(2017-2019) in Bulgaria, Croatia, Hungary, Romania, Serbia and Slovenia. LENA supported livelihood and business opportunities for communities with a low economic status (200-500 EUR monthly income) by connecting people with nature to enhance their well-being and prosperity. Pilot business initiatives included sustainably harvested wild plants in protected area buffer zones
If managed well, sustainable wild-harvesting and trade in plant ingredients could provide multiple benefits to wild-harvesters and supply chains, the holistic management for other species and ecosystems, and contribute to the biodiversity conservation goals such as those discussed in the preparation of the post-2020 Global Biodiversity Framework. The response to COVID-19 underscores the need for long-term conservation and sustainable use of plant species needed for healthcare and well-being.
A combination of full traceability, compliance with existing regulations (for example for species listed in the CITES appendices), increasing the value to producers, and credible certification schemes are important elements of creating conditions for an all-encompassing “win-win” situation. TRAFFIC
’s new The Invisible Trade: Wild Plants and You in the Times of COVID-19 and the Essential Journey Towards Sustainability report identifies priority actions and recommendations
to consumers, businesses, governments, as well as conservation and academic stakeholders.
“FairWild Week is a celebration of wild plants, the FairWild approach, and the tangible benefits that sustainable use brings to impoverished harvesting communities, to businesses responding to the rising consumer demand for sustainably sourced products and for conservation of the wild plants themselves. We hope you will join the FairWild week partners on social media, helping to shed light on this invisible but essential trade, and supporting the calls for action to businesses, governments and consumers
,” said Timoshyna.

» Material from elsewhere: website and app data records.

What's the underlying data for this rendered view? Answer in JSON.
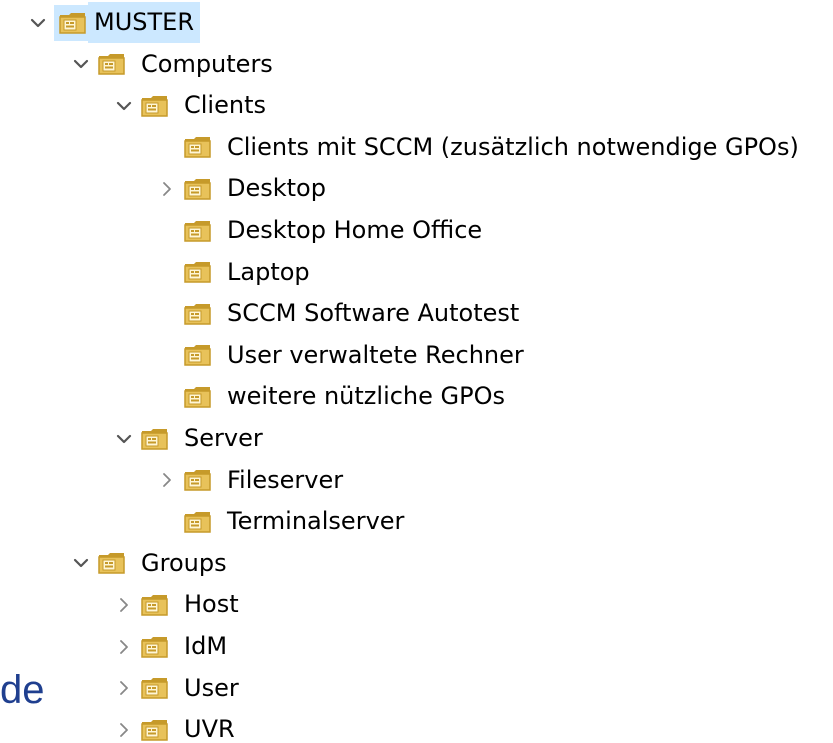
{
  "colors": {
    "selection": "#cce8ff",
    "folder_fill": "#e8c25a",
    "folder_dark": "#c69a2a",
    "chevron": "#555555",
    "side_text": "#1f3f8f"
  },
  "side_text": "de",
  "tree": [
    {
      "label": "MUSTER",
      "state": "expanded",
      "level": 0,
      "selected": true
    },
    {
      "label": "Computers",
      "state": "expanded",
      "level": 1
    },
    {
      "label": "Clients",
      "state": "expanded",
      "level": 2
    },
    {
      "label": "Clients mit SCCM (zusätzlich notwendige GPOs)",
      "state": "leaf",
      "level": 3
    },
    {
      "label": "Desktop",
      "state": "collapsed",
      "level": 3
    },
    {
      "label": "Desktop Home Office",
      "state": "leaf",
      "level": 3
    },
    {
      "label": "Laptop",
      "state": "leaf",
      "level": 3
    },
    {
      "label": "SCCM Software Autotest",
      "state": "leaf",
      "level": 3
    },
    {
      "label": "User verwaltete Rechner",
      "state": "leaf",
      "level": 3
    },
    {
      "label": "weitere nützliche GPOs",
      "state": "leaf",
      "level": 3
    },
    {
      "label": "Server",
      "state": "expanded",
      "level": 2
    },
    {
      "label": "Fileserver",
      "state": "collapsed",
      "level": 3
    },
    {
      "label": "Terminalserver",
      "state": "leaf",
      "level": 3
    },
    {
      "label": "Groups",
      "state": "expanded",
      "level": 1
    },
    {
      "label": "Host",
      "state": "collapsed",
      "level": 2
    },
    {
      "label": "IdM",
      "state": "collapsed",
      "level": 2
    },
    {
      "label": "User",
      "state": "collapsed",
      "level": 2
    },
    {
      "label": "UVR",
      "state": "collapsed",
      "level": 2
    }
  ]
}
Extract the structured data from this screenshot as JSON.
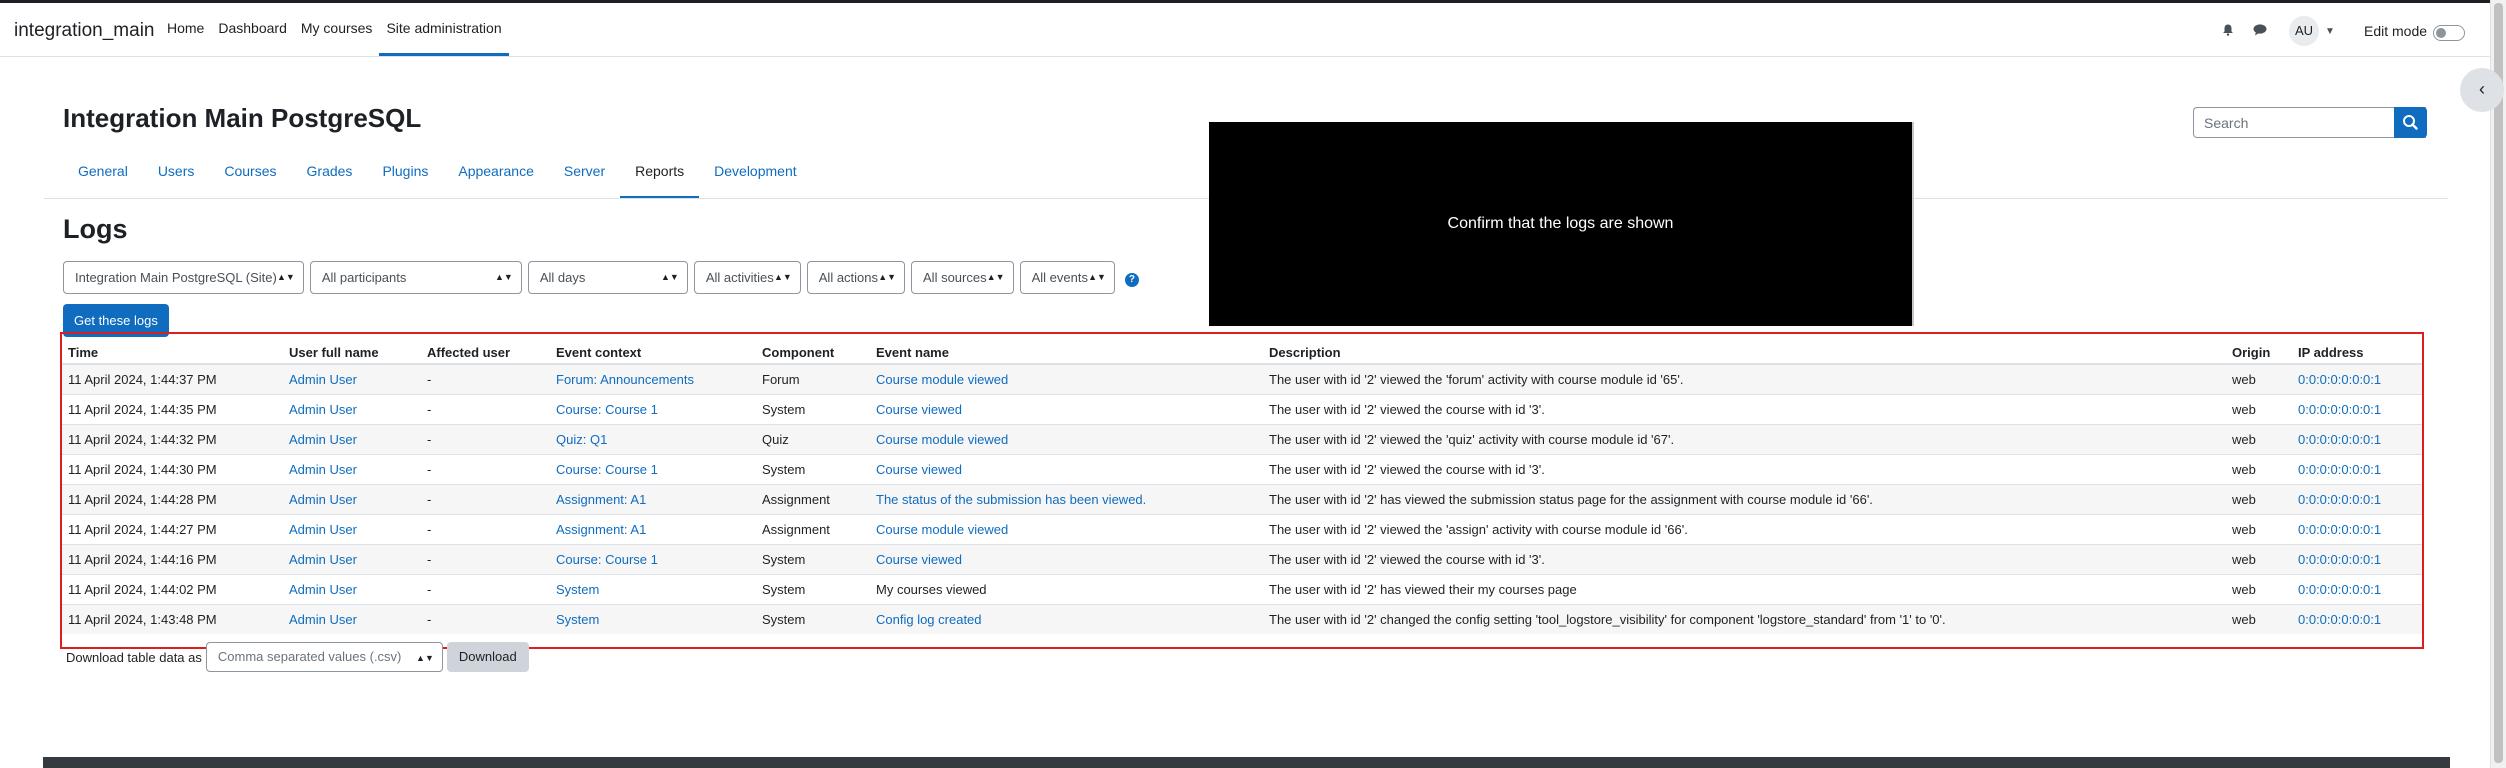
{
  "navbar": {
    "brand": "integration_main",
    "items": [
      "Home",
      "Dashboard",
      "My courses",
      "Site administration"
    ],
    "avatar_initials": "AU",
    "edit_mode_label": "Edit mode"
  },
  "header": {
    "title": "Integration Main PostgreSQL",
    "search_placeholder": "Search"
  },
  "secondary_nav": {
    "tabs": [
      "General",
      "Users",
      "Courses",
      "Grades",
      "Plugins",
      "Appearance",
      "Server",
      "Reports",
      "Development"
    ]
  },
  "logs": {
    "title": "Logs",
    "filters": [
      "Integration Main PostgreSQL (Site)",
      "All participants",
      "All days",
      "All activities",
      "All actions",
      "All sources",
      "All events"
    ],
    "get_button": "Get these logs"
  },
  "overlay": {
    "text": "Confirm that the logs are shown"
  },
  "table": {
    "headers": [
      "Time",
      "User full name",
      "Affected user",
      "Event context",
      "Component",
      "Event name",
      "Description",
      "Origin",
      "IP address"
    ],
    "rows": [
      [
        "11 April 2024, 1:44:37 PM",
        "Admin User",
        "-",
        "Forum: Announcements",
        "Forum",
        "Course module viewed",
        "The user with id '2' viewed the 'forum' activity with course module id '65'.",
        "web",
        "0:0:0:0:0:0:0:1"
      ],
      [
        "11 April 2024, 1:44:35 PM",
        "Admin User",
        "-",
        "Course: Course 1",
        "System",
        "Course viewed",
        "The user with id '2' viewed the course with id '3'.",
        "web",
        "0:0:0:0:0:0:0:1"
      ],
      [
        "11 April 2024, 1:44:32 PM",
        "Admin User",
        "-",
        "Quiz: Q1",
        "Quiz",
        "Course module viewed",
        "The user with id '2' viewed the 'quiz' activity with course module id '67'.",
        "web",
        "0:0:0:0:0:0:0:1"
      ],
      [
        "11 April 2024, 1:44:30 PM",
        "Admin User",
        "-",
        "Course: Course 1",
        "System",
        "Course viewed",
        "The user with id '2' viewed the course with id '3'.",
        "web",
        "0:0:0:0:0:0:0:1"
      ],
      [
        "11 April 2024, 1:44:28 PM",
        "Admin User",
        "-",
        "Assignment: A1",
        "Assignment",
        "The status of the submission has been viewed.",
        "The user with id '2' has viewed the submission status page for the assignment with course module id '66'.",
        "web",
        "0:0:0:0:0:0:0:1"
      ],
      [
        "11 April 2024, 1:44:27 PM",
        "Admin User",
        "-",
        "Assignment: A1",
        "Assignment",
        "Course module viewed",
        "The user with id '2' viewed the 'assign' activity with course module id '66'.",
        "web",
        "0:0:0:0:0:0:0:1"
      ],
      [
        "11 April 2024, 1:44:16 PM",
        "Admin User",
        "-",
        "Course: Course 1",
        "System",
        "Course viewed",
        "The user with id '2' viewed the course with id '3'.",
        "web",
        "0:0:0:0:0:0:0:1"
      ],
      [
        "11 April 2024, 1:44:02 PM",
        "Admin User",
        "-",
        "System",
        "System",
        "My courses viewed",
        "The user with id '2' has viewed their my courses page",
        "web",
        "0:0:0:0:0:0:0:1"
      ],
      [
        "11 April 2024, 1:43:48 PM",
        "Admin User",
        "-",
        "System",
        "System",
        "Config log created",
        "The user with id '2' changed the config setting 'tool_logstore_visibility' for component 'logstore_standard' from '1' to '0'.",
        "web",
        "0:0:0:0:0:0:0:1"
      ]
    ],
    "event_name_linked": [
      true,
      true,
      true,
      true,
      true,
      true,
      true,
      false,
      true
    ]
  },
  "download": {
    "label": "Download table data as",
    "format": "Comma separated values (.csv)",
    "button": "Download"
  },
  "colors": {
    "accent": "#0f6cbf",
    "highlight_border": "#dc1e1e"
  }
}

During the global lockdown, our innate need to commune with nature and the outside world has never been more apparent—which is why FairWild Week 2020, the annual celebration of the essential role wild plants play in our everyday lives, is more important and relevant than ever! FairWildWeek is an annual reminder that the wild isn’t just limited to your local park or far flung landscapes; the wild is all around you!